=== GIVEN DATA ===

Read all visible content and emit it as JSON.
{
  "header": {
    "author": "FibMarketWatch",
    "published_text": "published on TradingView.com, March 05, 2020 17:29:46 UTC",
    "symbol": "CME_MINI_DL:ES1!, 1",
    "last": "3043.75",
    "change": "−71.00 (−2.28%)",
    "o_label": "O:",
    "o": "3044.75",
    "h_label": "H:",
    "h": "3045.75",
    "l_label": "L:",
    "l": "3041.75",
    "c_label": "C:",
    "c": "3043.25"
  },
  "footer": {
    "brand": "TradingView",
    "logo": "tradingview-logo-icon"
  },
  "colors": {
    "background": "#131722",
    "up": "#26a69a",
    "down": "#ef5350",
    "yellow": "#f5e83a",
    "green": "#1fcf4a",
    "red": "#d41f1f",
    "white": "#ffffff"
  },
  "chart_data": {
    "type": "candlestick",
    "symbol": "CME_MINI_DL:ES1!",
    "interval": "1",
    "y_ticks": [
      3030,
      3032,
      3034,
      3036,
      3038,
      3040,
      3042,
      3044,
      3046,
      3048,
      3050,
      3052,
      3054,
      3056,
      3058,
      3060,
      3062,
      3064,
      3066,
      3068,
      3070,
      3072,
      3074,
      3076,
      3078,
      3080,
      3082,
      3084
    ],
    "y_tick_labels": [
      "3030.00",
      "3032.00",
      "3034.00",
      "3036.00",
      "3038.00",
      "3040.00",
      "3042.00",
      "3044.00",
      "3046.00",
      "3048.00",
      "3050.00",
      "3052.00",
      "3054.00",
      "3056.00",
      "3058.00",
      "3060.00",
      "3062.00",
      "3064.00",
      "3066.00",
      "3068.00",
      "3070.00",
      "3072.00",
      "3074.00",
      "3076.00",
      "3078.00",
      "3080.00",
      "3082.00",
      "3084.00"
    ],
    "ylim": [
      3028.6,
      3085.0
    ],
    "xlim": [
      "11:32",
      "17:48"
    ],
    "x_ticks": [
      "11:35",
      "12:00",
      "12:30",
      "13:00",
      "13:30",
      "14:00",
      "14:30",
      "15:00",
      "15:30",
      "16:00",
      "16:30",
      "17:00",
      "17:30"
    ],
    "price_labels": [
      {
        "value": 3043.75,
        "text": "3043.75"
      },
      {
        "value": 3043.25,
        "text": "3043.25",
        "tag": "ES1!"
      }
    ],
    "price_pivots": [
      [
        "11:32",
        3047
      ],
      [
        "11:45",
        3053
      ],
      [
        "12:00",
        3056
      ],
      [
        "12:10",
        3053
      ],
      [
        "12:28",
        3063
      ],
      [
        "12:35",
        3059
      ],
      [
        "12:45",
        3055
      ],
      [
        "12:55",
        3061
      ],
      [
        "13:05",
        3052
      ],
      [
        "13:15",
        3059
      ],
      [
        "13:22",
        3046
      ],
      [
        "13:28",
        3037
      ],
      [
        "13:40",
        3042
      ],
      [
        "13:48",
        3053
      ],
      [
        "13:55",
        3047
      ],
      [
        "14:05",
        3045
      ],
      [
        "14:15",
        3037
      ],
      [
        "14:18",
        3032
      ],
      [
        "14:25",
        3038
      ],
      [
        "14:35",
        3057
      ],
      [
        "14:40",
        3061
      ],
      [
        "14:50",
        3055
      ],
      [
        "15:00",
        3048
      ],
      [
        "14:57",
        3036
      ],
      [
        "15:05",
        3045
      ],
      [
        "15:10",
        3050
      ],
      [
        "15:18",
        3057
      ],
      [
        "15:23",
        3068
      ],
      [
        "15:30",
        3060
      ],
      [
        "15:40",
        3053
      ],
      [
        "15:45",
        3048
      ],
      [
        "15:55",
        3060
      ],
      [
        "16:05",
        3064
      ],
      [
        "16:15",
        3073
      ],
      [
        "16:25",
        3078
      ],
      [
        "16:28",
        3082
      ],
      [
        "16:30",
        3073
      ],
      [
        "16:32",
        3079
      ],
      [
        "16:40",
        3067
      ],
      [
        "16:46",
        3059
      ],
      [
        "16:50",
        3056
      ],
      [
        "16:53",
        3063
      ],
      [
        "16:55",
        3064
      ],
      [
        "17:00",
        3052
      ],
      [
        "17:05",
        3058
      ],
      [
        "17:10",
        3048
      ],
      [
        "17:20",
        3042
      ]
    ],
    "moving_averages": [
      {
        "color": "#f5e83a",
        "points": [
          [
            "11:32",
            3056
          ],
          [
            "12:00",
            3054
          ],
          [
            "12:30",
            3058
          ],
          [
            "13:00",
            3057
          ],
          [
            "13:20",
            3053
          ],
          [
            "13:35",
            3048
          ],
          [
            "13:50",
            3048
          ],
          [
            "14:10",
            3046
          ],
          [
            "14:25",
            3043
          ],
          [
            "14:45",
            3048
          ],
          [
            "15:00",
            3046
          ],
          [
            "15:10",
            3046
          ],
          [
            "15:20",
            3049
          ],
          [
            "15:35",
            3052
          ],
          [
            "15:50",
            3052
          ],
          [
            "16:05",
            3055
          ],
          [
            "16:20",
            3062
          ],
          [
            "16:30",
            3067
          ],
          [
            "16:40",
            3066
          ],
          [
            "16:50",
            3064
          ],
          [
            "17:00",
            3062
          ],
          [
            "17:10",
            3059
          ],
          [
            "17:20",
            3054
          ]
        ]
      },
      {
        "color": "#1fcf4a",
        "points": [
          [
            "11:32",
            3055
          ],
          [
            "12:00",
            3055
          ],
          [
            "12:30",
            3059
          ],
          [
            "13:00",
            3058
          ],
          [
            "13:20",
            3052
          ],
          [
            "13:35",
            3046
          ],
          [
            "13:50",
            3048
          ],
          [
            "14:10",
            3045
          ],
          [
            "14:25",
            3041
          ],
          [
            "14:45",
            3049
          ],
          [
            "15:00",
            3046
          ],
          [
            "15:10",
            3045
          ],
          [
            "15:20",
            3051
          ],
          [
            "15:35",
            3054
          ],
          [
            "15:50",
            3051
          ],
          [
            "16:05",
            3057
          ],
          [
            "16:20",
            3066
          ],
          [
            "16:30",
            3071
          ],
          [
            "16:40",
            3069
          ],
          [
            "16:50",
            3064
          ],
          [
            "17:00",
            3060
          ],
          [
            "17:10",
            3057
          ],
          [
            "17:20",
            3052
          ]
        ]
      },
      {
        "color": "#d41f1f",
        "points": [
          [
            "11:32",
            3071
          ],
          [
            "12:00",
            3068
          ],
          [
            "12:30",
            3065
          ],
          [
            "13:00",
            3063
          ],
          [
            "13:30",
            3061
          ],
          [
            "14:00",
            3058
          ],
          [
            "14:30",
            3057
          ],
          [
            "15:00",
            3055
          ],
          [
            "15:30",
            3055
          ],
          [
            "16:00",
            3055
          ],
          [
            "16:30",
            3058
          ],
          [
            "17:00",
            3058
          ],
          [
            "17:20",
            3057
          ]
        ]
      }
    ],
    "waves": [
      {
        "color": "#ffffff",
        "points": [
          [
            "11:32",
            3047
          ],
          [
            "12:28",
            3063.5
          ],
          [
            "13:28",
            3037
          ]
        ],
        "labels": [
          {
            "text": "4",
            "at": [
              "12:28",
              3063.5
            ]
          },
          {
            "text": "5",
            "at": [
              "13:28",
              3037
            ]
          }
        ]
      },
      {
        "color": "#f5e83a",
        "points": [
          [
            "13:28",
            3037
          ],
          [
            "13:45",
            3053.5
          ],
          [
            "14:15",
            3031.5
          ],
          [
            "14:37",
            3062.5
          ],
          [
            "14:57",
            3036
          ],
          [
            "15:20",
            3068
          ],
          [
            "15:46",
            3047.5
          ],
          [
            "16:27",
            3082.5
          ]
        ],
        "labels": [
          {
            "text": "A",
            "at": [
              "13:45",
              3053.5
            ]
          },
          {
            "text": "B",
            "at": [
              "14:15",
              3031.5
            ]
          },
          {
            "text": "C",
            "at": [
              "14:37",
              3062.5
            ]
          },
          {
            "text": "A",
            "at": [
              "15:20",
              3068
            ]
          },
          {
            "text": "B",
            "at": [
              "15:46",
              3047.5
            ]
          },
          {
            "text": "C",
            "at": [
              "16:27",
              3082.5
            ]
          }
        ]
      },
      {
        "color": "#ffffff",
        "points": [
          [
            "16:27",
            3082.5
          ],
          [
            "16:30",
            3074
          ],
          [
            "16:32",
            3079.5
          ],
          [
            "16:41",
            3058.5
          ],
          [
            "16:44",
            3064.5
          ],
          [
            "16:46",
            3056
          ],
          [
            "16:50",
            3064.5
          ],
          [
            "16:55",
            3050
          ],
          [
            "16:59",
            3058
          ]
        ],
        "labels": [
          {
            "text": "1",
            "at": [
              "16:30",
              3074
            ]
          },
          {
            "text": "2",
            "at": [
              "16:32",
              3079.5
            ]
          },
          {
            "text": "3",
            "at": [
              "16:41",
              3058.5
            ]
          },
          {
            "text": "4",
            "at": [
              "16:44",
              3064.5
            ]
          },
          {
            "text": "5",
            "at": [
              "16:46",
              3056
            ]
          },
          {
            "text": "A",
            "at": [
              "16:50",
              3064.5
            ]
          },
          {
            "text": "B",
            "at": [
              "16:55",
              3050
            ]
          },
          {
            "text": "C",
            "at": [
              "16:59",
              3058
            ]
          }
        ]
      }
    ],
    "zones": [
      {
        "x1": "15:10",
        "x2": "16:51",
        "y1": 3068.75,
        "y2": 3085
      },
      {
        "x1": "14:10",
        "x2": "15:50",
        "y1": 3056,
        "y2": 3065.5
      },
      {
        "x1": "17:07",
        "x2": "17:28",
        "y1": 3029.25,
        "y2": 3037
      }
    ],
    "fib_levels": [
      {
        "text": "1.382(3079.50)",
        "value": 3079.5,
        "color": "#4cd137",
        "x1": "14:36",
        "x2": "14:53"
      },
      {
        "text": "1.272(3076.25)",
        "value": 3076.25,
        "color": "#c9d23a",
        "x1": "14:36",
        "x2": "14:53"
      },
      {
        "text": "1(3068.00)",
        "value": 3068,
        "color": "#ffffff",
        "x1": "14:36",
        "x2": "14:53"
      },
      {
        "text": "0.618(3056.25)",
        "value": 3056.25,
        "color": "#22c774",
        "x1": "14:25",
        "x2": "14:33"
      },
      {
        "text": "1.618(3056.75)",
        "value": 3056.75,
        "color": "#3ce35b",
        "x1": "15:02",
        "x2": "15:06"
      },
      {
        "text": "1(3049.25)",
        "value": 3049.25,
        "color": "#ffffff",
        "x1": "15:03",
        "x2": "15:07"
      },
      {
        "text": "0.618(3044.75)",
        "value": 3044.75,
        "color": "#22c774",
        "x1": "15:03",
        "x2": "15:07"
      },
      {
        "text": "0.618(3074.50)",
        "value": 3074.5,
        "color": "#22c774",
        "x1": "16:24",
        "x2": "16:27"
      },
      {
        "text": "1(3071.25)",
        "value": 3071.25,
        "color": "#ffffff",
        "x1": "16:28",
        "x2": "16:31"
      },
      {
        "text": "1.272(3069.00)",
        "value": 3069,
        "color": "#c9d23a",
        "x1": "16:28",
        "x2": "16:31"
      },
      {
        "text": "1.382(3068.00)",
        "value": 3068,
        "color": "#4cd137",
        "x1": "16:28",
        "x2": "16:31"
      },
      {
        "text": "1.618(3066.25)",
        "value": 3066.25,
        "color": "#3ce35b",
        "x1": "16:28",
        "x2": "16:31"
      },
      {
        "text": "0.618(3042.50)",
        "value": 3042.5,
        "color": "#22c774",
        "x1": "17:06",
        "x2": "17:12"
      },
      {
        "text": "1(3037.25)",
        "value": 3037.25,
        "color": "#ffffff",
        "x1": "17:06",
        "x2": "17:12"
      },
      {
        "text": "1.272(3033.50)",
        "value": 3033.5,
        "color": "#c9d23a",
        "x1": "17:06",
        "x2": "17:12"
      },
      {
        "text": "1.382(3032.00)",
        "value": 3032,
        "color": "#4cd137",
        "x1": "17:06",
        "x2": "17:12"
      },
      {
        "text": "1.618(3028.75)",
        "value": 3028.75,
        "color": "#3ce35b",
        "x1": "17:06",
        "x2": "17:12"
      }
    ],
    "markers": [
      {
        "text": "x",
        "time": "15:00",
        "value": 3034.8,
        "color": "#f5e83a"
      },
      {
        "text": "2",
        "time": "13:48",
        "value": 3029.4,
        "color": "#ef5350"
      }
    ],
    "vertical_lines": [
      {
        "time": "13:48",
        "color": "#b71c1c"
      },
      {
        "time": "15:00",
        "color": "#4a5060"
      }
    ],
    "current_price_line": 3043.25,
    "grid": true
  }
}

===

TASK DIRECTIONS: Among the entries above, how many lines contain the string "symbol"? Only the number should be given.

ANSWER TO THE EXERCISE: 2